## Work to complete
Find every line below that contains the word "ジョジョの" and copy it out.

## Data

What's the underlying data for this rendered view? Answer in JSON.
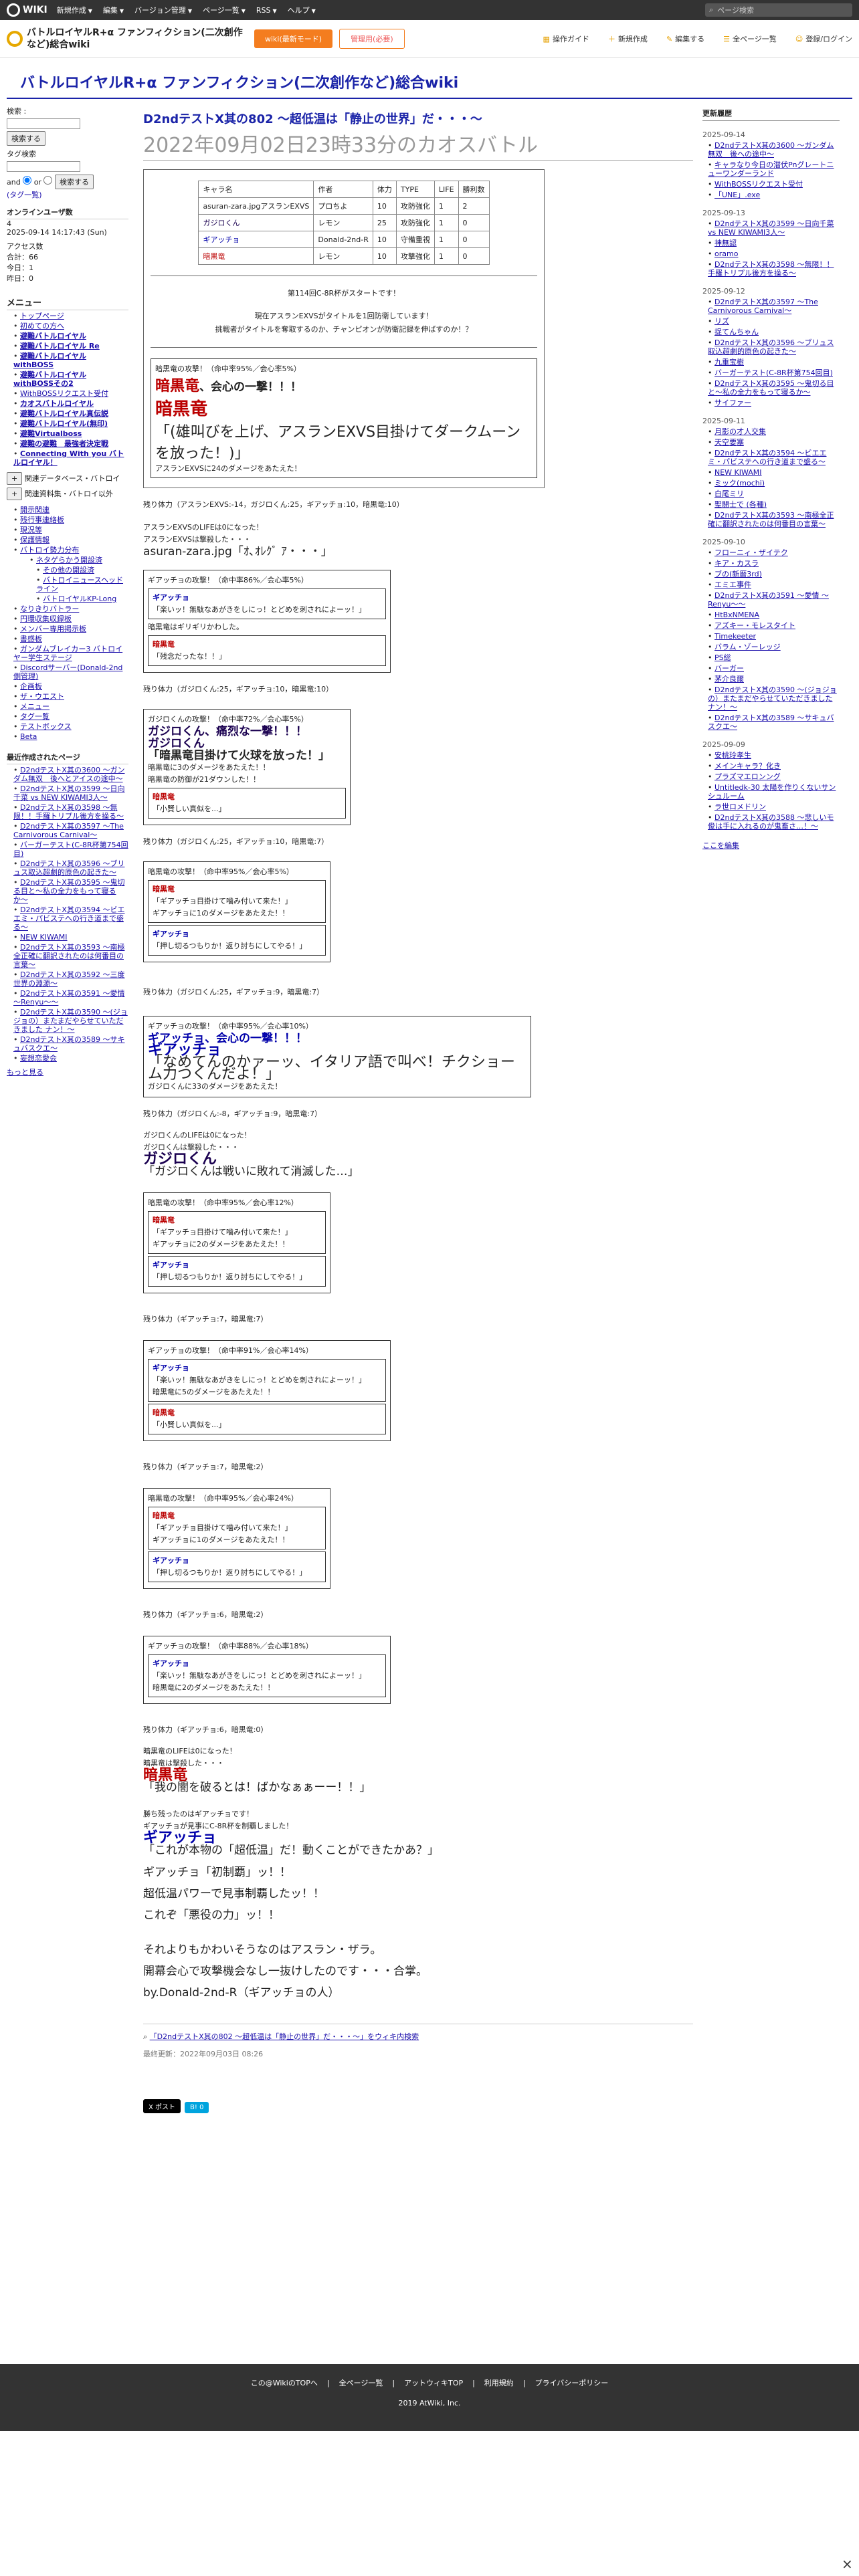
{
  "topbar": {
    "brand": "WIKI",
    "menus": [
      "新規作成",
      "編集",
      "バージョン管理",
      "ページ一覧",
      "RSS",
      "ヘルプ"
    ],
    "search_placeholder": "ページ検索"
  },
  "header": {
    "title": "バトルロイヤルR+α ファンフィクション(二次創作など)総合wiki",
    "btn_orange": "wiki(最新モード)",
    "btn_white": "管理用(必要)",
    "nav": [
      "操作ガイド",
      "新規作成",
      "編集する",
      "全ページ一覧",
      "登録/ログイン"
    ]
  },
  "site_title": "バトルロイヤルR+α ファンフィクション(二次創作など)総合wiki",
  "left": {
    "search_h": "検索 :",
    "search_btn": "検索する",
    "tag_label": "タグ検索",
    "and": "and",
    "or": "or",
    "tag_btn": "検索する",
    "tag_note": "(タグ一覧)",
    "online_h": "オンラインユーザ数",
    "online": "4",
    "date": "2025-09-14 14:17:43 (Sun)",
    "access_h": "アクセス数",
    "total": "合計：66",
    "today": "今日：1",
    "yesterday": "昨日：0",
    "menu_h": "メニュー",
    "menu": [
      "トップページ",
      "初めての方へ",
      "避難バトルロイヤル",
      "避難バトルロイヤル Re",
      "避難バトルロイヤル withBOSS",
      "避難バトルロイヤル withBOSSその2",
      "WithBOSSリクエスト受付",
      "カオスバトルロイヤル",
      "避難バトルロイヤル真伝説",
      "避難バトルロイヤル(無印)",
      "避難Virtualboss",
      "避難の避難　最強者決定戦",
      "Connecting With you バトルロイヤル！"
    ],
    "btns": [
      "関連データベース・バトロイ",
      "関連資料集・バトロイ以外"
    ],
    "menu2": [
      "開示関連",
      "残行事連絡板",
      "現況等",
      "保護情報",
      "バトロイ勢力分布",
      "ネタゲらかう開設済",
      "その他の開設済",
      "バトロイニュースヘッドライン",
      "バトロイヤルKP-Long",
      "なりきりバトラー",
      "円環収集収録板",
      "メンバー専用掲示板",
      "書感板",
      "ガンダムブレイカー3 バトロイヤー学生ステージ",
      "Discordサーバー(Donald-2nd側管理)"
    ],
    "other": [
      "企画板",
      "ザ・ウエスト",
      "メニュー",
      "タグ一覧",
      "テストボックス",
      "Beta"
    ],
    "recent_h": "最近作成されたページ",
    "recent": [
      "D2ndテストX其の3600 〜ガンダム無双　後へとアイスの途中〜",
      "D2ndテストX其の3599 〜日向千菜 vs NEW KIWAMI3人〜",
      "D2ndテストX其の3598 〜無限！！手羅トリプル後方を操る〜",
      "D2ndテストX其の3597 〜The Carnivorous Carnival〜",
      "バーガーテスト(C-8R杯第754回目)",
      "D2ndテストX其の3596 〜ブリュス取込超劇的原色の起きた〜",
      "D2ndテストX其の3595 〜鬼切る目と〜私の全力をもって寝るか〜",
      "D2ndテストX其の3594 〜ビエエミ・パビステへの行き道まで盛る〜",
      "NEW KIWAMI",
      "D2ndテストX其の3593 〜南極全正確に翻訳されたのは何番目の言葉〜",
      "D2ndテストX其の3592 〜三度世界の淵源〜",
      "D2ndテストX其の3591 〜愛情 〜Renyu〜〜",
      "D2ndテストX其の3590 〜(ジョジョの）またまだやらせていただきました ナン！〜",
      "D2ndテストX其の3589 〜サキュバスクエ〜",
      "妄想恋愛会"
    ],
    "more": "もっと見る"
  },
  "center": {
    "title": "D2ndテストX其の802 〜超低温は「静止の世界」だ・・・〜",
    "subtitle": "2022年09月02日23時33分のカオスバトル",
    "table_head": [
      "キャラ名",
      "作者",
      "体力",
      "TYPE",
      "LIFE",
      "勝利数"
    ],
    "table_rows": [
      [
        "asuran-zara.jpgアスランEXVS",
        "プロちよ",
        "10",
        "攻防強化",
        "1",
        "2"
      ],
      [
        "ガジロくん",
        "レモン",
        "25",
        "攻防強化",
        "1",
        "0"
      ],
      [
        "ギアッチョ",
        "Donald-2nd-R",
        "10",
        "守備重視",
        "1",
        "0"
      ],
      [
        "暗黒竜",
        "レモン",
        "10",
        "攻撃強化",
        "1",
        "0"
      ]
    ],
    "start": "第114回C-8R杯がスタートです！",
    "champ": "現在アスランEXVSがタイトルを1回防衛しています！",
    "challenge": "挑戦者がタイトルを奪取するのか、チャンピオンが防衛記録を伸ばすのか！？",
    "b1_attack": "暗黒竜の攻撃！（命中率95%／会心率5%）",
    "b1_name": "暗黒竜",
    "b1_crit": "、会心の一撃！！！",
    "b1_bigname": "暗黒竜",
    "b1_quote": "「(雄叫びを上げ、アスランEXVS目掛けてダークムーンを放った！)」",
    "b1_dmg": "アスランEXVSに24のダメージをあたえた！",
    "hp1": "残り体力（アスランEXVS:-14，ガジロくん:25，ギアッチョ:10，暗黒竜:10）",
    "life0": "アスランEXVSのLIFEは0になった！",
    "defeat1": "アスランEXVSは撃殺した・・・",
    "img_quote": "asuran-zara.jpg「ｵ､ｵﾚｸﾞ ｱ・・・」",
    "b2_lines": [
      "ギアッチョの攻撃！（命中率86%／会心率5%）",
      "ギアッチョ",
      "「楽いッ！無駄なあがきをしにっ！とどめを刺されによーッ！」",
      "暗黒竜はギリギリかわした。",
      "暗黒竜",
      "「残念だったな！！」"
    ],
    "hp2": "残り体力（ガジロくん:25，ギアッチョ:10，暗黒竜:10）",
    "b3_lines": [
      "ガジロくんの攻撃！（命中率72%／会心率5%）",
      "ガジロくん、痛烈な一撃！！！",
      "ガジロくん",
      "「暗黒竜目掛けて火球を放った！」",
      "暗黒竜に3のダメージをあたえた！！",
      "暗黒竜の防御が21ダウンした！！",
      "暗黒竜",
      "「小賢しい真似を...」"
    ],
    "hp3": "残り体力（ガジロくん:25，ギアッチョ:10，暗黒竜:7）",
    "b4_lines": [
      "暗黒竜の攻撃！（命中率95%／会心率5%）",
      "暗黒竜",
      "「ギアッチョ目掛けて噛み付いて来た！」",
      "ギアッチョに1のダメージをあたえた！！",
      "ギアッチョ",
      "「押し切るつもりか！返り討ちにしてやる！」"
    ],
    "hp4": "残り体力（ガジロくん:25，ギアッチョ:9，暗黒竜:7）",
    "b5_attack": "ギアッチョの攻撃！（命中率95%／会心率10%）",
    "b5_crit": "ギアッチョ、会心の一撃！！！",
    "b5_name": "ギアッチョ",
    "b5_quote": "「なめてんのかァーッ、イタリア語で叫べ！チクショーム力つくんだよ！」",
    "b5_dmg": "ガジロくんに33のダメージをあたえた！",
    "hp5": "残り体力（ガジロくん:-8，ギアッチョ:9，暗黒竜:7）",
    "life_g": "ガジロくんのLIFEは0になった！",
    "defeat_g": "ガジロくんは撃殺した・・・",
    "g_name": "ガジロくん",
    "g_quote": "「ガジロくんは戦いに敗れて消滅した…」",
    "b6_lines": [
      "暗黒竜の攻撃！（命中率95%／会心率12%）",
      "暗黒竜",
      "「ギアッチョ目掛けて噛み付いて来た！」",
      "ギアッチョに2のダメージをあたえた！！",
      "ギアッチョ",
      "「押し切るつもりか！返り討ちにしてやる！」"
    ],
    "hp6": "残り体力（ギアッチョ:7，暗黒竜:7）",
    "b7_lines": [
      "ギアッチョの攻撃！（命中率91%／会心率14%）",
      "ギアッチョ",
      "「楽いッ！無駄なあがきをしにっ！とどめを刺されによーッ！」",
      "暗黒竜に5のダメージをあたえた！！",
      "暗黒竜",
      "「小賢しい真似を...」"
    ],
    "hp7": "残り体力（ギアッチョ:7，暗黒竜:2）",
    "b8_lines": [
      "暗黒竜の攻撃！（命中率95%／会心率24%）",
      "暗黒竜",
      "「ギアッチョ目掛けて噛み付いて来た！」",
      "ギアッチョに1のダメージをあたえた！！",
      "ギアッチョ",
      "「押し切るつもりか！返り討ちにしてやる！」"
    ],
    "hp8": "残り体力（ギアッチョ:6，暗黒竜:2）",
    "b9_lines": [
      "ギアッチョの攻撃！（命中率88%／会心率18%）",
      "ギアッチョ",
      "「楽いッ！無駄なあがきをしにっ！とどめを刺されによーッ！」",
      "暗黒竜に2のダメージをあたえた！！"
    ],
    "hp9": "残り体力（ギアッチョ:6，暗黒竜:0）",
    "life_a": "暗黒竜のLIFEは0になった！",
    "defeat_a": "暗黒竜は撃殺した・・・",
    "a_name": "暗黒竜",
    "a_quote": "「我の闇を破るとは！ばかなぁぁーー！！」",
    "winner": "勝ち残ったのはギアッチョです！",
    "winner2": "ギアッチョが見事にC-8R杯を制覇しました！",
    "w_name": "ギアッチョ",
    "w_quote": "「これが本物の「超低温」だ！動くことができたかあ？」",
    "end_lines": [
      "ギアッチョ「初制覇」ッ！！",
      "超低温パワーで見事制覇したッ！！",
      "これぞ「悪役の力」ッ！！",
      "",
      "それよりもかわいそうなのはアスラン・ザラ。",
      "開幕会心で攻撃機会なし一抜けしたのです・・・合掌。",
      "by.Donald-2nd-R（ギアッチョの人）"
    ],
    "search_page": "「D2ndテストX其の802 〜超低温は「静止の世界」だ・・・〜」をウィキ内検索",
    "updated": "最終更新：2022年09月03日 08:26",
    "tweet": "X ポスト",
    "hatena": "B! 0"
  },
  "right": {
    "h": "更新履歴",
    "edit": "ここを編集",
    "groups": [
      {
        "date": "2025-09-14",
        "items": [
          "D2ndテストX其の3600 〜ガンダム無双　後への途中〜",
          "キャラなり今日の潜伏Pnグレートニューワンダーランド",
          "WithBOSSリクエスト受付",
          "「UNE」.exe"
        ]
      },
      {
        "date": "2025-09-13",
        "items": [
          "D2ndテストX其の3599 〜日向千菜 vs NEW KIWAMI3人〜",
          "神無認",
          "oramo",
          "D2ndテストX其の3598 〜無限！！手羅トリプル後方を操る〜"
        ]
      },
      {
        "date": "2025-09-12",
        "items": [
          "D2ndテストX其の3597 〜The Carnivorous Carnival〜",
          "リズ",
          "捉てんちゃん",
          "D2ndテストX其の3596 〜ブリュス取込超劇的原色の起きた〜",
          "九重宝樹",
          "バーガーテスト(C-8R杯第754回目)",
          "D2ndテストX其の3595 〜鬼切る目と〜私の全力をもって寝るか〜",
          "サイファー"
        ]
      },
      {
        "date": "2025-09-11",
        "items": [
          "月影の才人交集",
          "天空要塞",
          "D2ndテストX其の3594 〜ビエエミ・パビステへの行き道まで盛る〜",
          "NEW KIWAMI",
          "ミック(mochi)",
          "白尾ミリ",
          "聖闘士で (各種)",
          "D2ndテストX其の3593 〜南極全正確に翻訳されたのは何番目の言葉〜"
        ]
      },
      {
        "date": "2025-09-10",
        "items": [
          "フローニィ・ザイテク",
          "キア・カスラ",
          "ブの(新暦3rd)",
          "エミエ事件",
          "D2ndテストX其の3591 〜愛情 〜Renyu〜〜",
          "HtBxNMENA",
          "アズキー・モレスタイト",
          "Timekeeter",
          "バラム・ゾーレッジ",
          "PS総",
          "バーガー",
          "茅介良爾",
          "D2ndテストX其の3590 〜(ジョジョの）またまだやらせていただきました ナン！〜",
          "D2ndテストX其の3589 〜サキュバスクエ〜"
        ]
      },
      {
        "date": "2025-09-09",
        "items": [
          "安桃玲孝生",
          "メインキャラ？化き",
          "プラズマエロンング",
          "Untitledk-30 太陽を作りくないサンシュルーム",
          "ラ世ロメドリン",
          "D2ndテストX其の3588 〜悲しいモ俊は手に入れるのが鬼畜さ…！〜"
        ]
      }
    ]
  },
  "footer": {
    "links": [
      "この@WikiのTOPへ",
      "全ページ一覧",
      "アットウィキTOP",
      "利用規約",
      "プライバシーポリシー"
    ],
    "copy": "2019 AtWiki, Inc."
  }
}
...
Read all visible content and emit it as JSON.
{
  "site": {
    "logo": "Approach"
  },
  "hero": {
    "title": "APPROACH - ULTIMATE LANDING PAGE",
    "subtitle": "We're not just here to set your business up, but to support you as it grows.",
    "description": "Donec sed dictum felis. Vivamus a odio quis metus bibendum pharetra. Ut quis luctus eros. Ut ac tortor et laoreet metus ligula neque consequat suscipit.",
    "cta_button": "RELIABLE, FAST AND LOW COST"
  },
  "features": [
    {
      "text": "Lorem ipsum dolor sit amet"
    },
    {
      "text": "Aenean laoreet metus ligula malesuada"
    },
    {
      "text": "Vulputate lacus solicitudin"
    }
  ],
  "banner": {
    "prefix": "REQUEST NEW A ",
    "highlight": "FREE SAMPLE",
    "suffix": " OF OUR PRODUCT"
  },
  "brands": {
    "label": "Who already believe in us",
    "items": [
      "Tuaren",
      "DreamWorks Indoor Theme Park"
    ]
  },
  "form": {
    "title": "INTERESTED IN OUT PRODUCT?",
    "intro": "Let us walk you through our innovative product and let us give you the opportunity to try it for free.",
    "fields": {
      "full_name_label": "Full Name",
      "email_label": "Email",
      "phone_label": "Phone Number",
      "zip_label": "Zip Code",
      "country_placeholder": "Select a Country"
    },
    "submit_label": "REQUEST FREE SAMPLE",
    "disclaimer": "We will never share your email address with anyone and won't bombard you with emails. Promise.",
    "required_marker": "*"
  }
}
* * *
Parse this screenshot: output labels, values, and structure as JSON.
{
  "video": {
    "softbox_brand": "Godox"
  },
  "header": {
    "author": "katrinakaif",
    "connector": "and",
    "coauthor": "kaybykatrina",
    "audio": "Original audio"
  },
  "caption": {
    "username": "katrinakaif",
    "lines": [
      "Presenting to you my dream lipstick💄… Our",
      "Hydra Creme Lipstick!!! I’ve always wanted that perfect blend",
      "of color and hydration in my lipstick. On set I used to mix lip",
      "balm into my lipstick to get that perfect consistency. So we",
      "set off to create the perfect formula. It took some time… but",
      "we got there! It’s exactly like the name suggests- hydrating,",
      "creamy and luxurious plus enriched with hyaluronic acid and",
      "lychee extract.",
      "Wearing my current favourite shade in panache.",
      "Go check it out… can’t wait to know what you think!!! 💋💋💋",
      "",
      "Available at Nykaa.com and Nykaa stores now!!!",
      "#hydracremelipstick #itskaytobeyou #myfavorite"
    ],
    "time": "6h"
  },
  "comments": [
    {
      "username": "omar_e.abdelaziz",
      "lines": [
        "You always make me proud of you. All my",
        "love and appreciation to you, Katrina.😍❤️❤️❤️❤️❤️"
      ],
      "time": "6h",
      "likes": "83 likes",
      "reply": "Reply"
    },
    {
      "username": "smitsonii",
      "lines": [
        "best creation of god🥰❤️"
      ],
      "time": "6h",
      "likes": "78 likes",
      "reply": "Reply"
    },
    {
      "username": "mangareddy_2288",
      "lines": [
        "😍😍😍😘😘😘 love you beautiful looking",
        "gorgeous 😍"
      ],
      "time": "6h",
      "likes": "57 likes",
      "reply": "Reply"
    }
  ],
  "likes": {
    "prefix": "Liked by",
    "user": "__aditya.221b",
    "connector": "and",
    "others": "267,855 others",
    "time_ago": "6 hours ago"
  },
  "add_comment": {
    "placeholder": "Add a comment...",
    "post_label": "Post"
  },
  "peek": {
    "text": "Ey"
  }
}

## Solution to the problem
      "D2ndテストX其の3590 〜(ジョジョの）またまだやらせていただきました ナン！〜",
          "D2ndテストX其の3590 〜(ジョジョの）またまだやらせていただきました ナン！〜",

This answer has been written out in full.